PROBLEM STATEMENT: Tally the lines in the data below where the word "Price" appears, and give the tally alone.

Stored items from a collection

:::

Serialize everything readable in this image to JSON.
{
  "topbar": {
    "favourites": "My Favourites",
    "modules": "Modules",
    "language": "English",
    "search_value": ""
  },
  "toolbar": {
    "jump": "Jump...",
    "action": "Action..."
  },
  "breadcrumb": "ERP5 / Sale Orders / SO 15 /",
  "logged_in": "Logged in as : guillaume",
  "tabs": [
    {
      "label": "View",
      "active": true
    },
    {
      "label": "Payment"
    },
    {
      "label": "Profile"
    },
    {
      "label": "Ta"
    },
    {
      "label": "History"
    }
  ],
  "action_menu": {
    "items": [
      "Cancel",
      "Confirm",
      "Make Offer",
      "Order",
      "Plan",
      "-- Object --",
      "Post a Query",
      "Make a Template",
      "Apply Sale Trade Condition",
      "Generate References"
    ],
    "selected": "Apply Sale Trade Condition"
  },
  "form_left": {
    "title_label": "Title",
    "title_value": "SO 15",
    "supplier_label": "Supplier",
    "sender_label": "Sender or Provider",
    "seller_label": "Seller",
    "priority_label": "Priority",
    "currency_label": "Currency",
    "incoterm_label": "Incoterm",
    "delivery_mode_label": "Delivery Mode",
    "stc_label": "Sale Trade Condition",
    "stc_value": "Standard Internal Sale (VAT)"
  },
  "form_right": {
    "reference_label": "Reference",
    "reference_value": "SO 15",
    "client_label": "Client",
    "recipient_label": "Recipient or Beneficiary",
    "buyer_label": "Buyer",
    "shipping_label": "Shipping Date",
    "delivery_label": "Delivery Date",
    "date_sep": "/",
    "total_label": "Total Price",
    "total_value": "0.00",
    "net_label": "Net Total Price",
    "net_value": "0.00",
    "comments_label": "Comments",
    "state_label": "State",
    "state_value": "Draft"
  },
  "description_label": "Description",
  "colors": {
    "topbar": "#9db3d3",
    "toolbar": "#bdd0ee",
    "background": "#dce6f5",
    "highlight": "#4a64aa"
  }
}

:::

COMPLETED EXERCISE: 2